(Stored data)
■ ■ ■ ■ ■

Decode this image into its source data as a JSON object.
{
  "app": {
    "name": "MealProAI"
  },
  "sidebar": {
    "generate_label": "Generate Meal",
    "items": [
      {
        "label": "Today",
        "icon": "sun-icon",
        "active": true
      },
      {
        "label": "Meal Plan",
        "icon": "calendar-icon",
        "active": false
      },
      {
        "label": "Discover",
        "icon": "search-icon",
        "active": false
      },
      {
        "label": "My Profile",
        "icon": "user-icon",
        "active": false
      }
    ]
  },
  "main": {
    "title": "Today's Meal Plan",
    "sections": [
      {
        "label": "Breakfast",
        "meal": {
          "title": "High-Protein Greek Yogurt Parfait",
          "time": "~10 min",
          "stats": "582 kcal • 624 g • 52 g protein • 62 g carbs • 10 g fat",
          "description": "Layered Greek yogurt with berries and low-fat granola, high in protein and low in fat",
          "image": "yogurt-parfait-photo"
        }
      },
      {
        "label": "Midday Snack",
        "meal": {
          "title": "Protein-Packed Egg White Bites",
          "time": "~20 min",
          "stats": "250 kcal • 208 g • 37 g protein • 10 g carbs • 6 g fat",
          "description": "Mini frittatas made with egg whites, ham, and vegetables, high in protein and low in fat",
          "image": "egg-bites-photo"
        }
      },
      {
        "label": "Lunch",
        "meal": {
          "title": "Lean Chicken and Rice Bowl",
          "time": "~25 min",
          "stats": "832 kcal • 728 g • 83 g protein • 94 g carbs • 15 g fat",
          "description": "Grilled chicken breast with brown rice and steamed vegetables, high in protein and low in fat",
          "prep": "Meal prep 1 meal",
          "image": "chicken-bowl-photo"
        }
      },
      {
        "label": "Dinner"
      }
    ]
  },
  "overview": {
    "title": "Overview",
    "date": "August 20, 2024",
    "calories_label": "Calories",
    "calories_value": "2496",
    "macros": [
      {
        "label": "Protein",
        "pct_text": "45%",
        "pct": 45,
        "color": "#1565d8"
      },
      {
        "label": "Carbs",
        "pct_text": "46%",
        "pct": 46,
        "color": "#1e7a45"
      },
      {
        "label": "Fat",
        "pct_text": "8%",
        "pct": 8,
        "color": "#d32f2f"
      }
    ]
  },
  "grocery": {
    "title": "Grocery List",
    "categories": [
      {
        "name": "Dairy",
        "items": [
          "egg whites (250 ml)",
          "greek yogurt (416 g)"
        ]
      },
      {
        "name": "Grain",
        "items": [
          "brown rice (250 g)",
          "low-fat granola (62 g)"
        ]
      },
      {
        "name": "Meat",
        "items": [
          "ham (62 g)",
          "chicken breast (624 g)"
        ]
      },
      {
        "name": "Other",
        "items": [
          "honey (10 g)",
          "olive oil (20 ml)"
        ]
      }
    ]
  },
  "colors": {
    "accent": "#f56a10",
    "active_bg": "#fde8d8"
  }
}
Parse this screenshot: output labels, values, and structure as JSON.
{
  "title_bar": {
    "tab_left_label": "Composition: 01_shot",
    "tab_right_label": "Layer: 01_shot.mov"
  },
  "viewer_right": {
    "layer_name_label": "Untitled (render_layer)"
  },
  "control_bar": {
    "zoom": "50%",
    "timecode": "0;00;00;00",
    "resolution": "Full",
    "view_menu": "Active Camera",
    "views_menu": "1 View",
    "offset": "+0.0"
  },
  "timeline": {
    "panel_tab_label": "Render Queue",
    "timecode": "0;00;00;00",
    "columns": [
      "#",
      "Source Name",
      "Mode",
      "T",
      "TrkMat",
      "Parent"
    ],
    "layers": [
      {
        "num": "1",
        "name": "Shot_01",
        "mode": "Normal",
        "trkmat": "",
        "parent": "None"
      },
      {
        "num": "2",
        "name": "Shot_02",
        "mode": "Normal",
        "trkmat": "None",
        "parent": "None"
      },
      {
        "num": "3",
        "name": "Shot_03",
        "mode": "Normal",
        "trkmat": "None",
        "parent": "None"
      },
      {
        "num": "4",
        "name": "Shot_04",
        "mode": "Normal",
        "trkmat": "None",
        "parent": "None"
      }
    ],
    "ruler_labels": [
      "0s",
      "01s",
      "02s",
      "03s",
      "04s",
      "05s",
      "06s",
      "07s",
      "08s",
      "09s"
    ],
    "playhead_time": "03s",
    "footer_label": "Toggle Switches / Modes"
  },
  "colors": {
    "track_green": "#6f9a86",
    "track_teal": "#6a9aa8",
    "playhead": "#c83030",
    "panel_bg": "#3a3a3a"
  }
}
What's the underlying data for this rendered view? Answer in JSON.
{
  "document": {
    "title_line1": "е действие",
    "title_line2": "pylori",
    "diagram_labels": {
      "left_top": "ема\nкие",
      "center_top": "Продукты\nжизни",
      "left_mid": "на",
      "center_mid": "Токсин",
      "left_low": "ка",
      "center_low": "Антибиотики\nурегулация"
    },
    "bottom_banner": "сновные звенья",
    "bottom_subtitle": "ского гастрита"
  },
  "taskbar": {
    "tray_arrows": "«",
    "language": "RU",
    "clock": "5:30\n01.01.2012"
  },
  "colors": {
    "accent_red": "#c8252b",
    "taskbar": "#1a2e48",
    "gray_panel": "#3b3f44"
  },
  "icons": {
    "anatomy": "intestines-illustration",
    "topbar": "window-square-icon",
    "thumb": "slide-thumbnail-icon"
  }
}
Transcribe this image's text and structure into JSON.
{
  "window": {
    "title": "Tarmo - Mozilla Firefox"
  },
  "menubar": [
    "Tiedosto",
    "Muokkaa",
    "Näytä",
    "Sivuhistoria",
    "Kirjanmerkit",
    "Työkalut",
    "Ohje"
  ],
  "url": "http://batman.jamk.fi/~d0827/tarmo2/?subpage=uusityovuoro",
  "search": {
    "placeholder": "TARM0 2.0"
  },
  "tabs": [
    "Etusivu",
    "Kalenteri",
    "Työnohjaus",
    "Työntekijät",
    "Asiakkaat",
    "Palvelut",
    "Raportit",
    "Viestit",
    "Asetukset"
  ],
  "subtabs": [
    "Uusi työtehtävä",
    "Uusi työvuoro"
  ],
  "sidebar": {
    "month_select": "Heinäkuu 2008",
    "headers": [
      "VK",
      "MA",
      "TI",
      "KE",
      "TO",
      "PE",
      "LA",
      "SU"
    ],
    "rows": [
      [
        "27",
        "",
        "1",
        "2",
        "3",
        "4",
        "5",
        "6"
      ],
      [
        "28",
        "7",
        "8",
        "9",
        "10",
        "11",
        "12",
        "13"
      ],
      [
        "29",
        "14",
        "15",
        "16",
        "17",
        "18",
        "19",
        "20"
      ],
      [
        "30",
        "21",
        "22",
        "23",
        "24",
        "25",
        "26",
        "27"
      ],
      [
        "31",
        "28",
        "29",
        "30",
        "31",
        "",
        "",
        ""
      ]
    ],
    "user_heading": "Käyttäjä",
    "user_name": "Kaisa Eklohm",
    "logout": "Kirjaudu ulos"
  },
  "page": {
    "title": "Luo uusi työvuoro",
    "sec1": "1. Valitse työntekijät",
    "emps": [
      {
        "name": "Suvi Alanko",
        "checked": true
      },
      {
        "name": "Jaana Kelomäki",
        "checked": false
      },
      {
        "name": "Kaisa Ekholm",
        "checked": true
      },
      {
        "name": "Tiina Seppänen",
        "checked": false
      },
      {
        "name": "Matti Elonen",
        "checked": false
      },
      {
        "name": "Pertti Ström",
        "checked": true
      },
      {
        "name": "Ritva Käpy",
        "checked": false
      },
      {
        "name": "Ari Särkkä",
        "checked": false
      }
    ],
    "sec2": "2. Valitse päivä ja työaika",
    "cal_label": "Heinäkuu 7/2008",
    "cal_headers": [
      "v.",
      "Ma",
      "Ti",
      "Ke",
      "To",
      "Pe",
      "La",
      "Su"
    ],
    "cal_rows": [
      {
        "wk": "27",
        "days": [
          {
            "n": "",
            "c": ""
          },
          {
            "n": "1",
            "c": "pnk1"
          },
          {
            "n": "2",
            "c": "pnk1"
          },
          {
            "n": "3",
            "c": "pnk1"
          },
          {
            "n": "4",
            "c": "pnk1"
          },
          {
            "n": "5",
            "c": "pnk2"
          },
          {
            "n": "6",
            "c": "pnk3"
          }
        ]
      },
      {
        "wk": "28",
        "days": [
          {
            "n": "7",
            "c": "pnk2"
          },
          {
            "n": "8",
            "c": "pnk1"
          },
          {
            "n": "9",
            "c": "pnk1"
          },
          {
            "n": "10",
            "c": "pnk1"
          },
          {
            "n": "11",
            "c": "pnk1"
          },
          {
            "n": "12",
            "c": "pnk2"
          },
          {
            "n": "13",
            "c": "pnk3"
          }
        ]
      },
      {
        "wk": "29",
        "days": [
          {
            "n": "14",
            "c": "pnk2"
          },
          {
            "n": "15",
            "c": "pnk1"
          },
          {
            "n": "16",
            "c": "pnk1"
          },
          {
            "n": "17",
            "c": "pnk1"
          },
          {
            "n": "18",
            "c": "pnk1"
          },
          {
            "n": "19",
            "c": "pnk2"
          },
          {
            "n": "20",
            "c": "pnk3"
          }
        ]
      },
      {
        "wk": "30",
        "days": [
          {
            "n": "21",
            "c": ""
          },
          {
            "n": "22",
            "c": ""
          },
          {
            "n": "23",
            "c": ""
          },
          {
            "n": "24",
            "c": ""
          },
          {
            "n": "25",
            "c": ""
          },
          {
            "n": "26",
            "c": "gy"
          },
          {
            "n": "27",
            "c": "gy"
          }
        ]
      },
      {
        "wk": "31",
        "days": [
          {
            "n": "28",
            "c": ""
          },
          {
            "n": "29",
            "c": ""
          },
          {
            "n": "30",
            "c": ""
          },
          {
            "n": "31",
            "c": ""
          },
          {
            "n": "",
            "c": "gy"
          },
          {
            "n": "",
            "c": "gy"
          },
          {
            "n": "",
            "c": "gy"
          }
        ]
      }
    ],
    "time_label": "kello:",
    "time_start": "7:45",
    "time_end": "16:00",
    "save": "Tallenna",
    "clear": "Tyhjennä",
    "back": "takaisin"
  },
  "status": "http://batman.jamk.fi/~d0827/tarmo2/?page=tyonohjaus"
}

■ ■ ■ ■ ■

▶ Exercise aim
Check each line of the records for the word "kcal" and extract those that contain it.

▶ Exercise result
          "stats": "582 kcal • 624 g • 52 g protein • 62 g carbs • 10 g fat",
          "stats": "250 kcal • 208 g • 37 g protein • 10 g carbs • 6 g fat",
          "stats": "832 kcal • 728 g • 83 g protein • 94 g carbs • 15 g fat",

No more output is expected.